Change of pace today. Instead of my usual musings, I wanted to share some photos of the region of Australia where I live. I took these a couple of weeks ago at a friend’s farm. The beautiful panoramas from the top of the hills take my breath away, and the view from the front gate looking down the driveway is so quintessentially Australian it stirs my heart in a confusing way that almost makes me want to listen to John Williamson songs.
When the poet Dorothea Mackellar referred to Australia as the ‘wide brown land’ she wasn’t kidding. Brown is the usual colour of the landscape. Drought is a fact of life here, and people deal with it. Unfortunately at the moment though, most of Australia is gripped by the worst drought in living memory, and that is no exaggeration. Many of the water sources that everyone usually watches anxiously as they start to dry up have now long since completely gone. As you can imagine, the effect on the economy, on morale, on nearly every aspect of life is worrying to say the least. It’s one thing for farmers to eke out an existence with limited water, but having no water at all makes it simply impossible.
The owner of this particular farm is fortunate enough to be still limping along. We drove around the property and although it was obviously suffering, I was surprised to feel a really strong energy emanating from the land. I had expected to detect a desperate feeling of creeping death. Hundred year old trees were dying, cactuses were dying, eagles were pecking at dead kangaroos. You would think the energy of the place would be one of death and decay, but I was struck by a feeling of very deep strength, like the earth was hunkering down with great determination. Instead of the experience being completely depressing, it was quite inspiring.
While the sweeping vistas of ancient hills and vast soaring skies in rural Australia are impressive to look at, I’m beginning to think that the deep love of Australia many country people have is a response to that deep, pulsing energy of the land. It commands respect. It holds wisdom. If you were out in it regularly it would be impossible to ignore. Australia is inhospitable. The heat is searing, water is scarce, everything is hard and prickly and an abundance of the world’s most venomous snakes and spiders lurk at every turn. The weather is uncooperative to say the least. Droughts are punctuated by equally devastating floods and then followed up by ferocious fires and maybe even a few vicious frosts. For such a cruel, unforgiving place, it has some very loyal fans. I’m sure it’s not just because it looks good on a post card.

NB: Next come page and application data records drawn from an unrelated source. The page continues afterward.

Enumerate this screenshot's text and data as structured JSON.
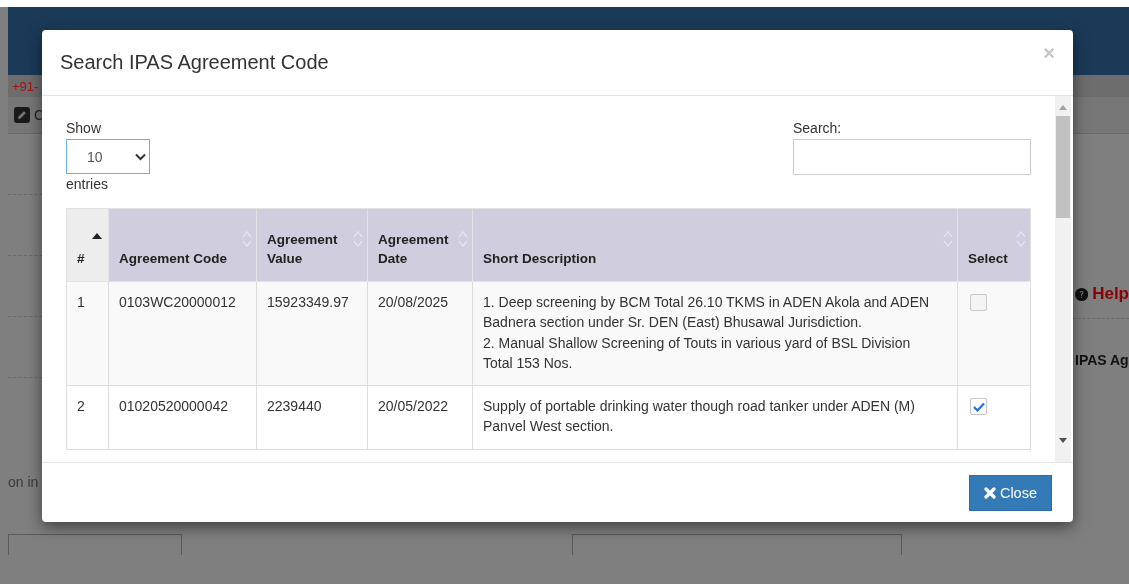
{
  "background": {
    "phone": "+91-",
    "toolbar_item": "C",
    "help_link": "Help",
    "field_label": "IPAS Ag",
    "note": "on in"
  },
  "modal": {
    "title": "Search IPAS Agreement Code",
    "close_symbol": "×",
    "length_menu": {
      "before": "Show",
      "value": "10",
      "after": "entries"
    },
    "search": {
      "label": "Search:"
    },
    "columns": [
      {
        "label": "#",
        "sorted": true
      },
      {
        "label": "Agreement Code",
        "sorted": false
      },
      {
        "label": "Agreement Value",
        "sorted": false
      },
      {
        "label": "Agreement Date",
        "sorted": false
      },
      {
        "label": "Short Description",
        "sorted": false
      },
      {
        "label": "Select",
        "sorted": false
      }
    ],
    "rows": [
      {
        "num": "1",
        "code": "0103WC20000012",
        "value": "15923349.97",
        "date": "20/08/2025",
        "description": "1. Deep screening by BCM Total 26.10 TKMS in ADEN Akola and ADEN Badnera section under Sr. DEN (East) Bhusawal Jurisdiction.\n2. Manual Shallow Screening of Touts in various yard of BSL Division Total 153 Nos.",
        "checked": false
      },
      {
        "num": "2",
        "code": "01020520000042",
        "value": "2239440",
        "date": "20/05/2022",
        "description": "Supply of portable drinking water though road tanker under ADEN (M) Panvel West section.",
        "checked": true
      }
    ],
    "close_button": "Close"
  }
}
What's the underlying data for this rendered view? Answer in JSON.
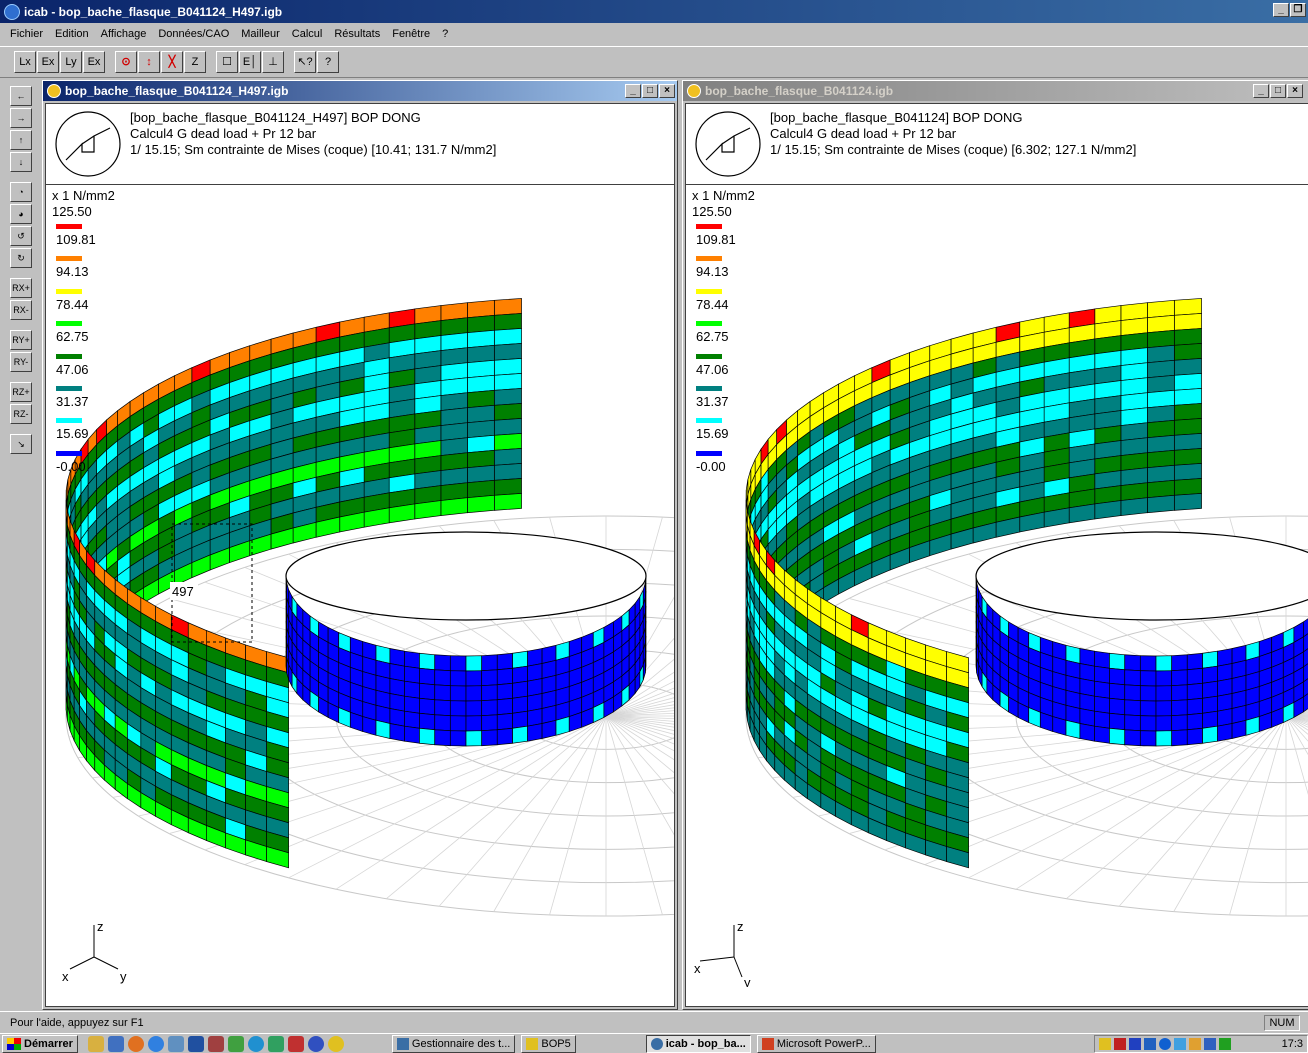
{
  "app": {
    "title": "icab - bop_bache_flasque_B041124_H497.igb",
    "window_buttons": [
      "_",
      "❐"
    ]
  },
  "menu": [
    "Fichier",
    "Edition",
    "Affichage",
    "Données/CAO",
    "Mailleur",
    "Calcul",
    "Résultats",
    "Fenêtre",
    "?"
  ],
  "toolbar_groups": [
    [
      "Lx",
      "Ex",
      "Ly",
      "Ex"
    ],
    [
      "⊙",
      "↕",
      "╳",
      "Z"
    ],
    [
      "☐",
      "E│",
      "⊥"
    ],
    [
      "↖?",
      "?"
    ]
  ],
  "left_toolbar": [
    "←",
    "→",
    "↑",
    "↓",
    "◔",
    "◕",
    "↺",
    "↻",
    "RX+",
    "RX-",
    "RY+",
    "RY-",
    "RZ+",
    "RZ-",
    "↘"
  ],
  "windows": [
    {
      "title": "bop_bache_flasque_B041124_H497.igb",
      "active": true,
      "buttons": [
        "_",
        "□",
        "×"
      ],
      "header_lines": [
        "[bop_bache_flasque_B041124_H497] BOP DONG",
        "Calcul4 G dead load + Pr 12 bar",
        "1/ 15.15; Sm  contrainte de Mises (coque) [10.41; 131.7 N/mm2]"
      ],
      "node_label": "497",
      "axes": {
        "z": "z",
        "x": "x",
        "y": "y"
      }
    },
    {
      "title": "bop_bache_flasque_B041124.igb",
      "active": false,
      "buttons": [
        "_",
        "□",
        "×"
      ],
      "header_lines": [
        "[bop_bache_flasque_B041124] BOP DONG",
        "Calcul4 G dead load + Pr 12 bar",
        "1/ 15.15; Sm  contrainte de Mises (coque) [6.302; 127.1 N/mm2]"
      ],
      "node_label": "",
      "axes": {
        "z": "z",
        "x": "x",
        "y": "y"
      }
    }
  ],
  "legend": {
    "unit": "x 1 N/mm2",
    "top": "125.50",
    "levels": [
      {
        "value": "109.81",
        "color": "#ff0000"
      },
      {
        "value": "94.13",
        "color": "#ff8000"
      },
      {
        "value": "78.44",
        "color": "#ffff00"
      },
      {
        "value": "62.75",
        "color": "#00ff00"
      },
      {
        "value": "47.06",
        "color": "#008000"
      },
      {
        "value": "31.37",
        "color": "#008080"
      },
      {
        "value": "15.69",
        "color": "#00ffff"
      },
      {
        "value": "-0.00",
        "color": "#0000ff"
      }
    ]
  },
  "status": {
    "help": "Pour l'aide, appuyez sur F1",
    "num": "NUM"
  },
  "taskbar": {
    "start": "Démarrer",
    "tasks": [
      {
        "label": "Gestionnaire des t...",
        "active": false
      },
      {
        "label": "BOP5",
        "active": false
      },
      {
        "label": "icab - bop_ba...",
        "active": true
      },
      {
        "label": "Microsoft PowerP...",
        "active": false
      }
    ],
    "clock": "17:3"
  }
}
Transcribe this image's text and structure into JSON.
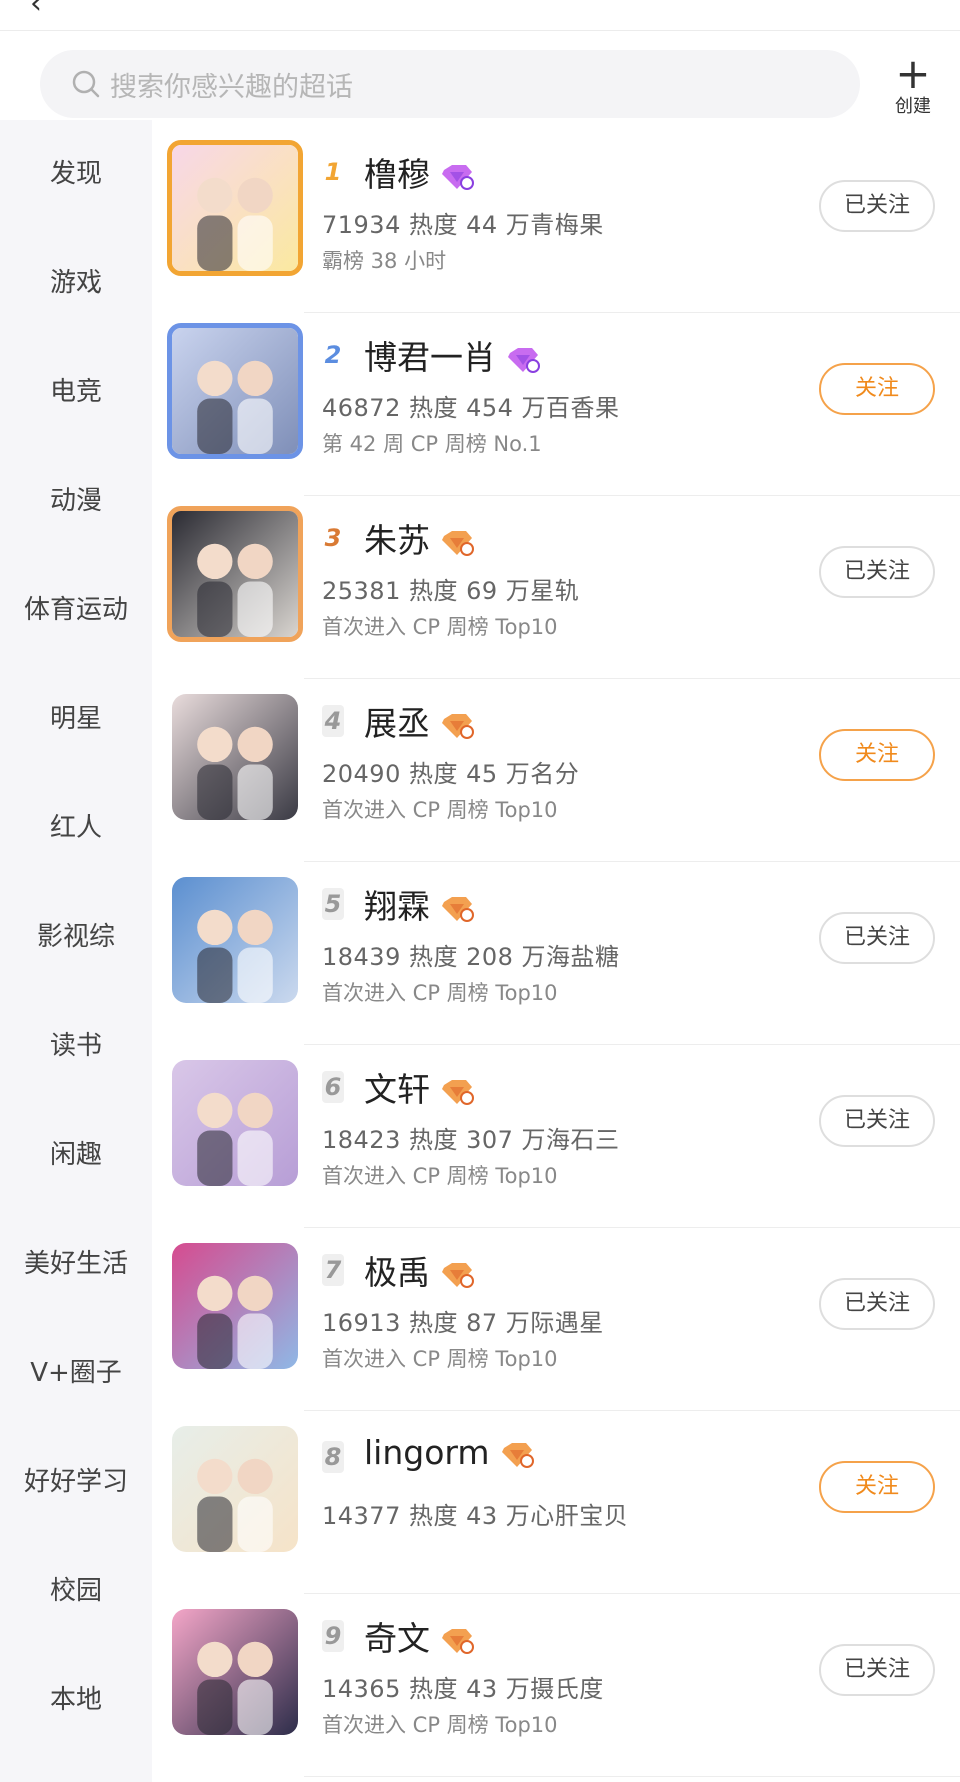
{
  "header": {
    "back_glyph": "‹"
  },
  "search": {
    "placeholder": "搜索你感兴趣的超话"
  },
  "create": {
    "label": "创建"
  },
  "sidebar": [
    "发现",
    "游戏",
    "电竞",
    "动漫",
    "体育运动",
    "明星",
    "红人",
    "影视综",
    "读书",
    "闲趣",
    "美好生活",
    "V+圈子",
    "好好学习",
    "校园",
    "本地"
  ],
  "colors": {
    "accent_orange": "#f08a1c",
    "rank1": "#f2a533",
    "rank2": "#5b8de0",
    "rank3": "#d97a34",
    "rank_other": "#999999"
  },
  "items": [
    {
      "rank": "1",
      "name": "橹穆",
      "badge": "diamond-purple",
      "stats": "71934 热度  44 万青梅果",
      "sub": "霸榜 38 小时",
      "button": "已关注",
      "followed": true
    },
    {
      "rank": "2",
      "name": "博君一肖",
      "badge": "diamond-purple",
      "stats": "46872 热度  454 万百香果",
      "sub": "第 42 周 CP 周榜 No.1",
      "button": "关注",
      "followed": false
    },
    {
      "rank": "3",
      "name": "朱苏",
      "badge": "diamond-orange",
      "stats": "25381 热度  69 万星轨",
      "sub": "首次进入 CP 周榜 Top10",
      "button": "已关注",
      "followed": true
    },
    {
      "rank": "4",
      "name": "展丞",
      "badge": "diamond-orange",
      "stats": "20490 热度  45 万名分",
      "sub": "首次进入 CP 周榜 Top10",
      "button": "关注",
      "followed": false
    },
    {
      "rank": "5",
      "name": "翔霖",
      "badge": "diamond-orange",
      "stats": "18439 热度  208 万海盐糖",
      "sub": "首次进入 CP 周榜 Top10",
      "button": "已关注",
      "followed": true
    },
    {
      "rank": "6",
      "name": "文轩",
      "badge": "diamond-orange",
      "stats": "18423 热度  307 万海石三",
      "sub": "首次进入 CP 周榜 Top10",
      "button": "已关注",
      "followed": true
    },
    {
      "rank": "7",
      "name": "极禹",
      "badge": "diamond-orange",
      "stats": "16913 热度  87 万际遇星",
      "sub": "首次进入 CP 周榜 Top10",
      "button": "已关注",
      "followed": true
    },
    {
      "rank": "8",
      "name": "lingorm",
      "badge": "diamond-orange",
      "stats": "14377 热度  43 万心肝宝贝",
      "sub": "",
      "button": "关注",
      "followed": false
    },
    {
      "rank": "9",
      "name": "奇文",
      "badge": "diamond-orange",
      "stats": "14365 热度  43 万摄氏度",
      "sub": "首次进入 CP 周榜 Top10",
      "button": "已关注",
      "followed": true
    }
  ]
}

The feeling I got when I was out there in the country was so strong and deeply determined that it energised, inspired, calmed and humbled me all at once. It was awesome – in the true sense of the word.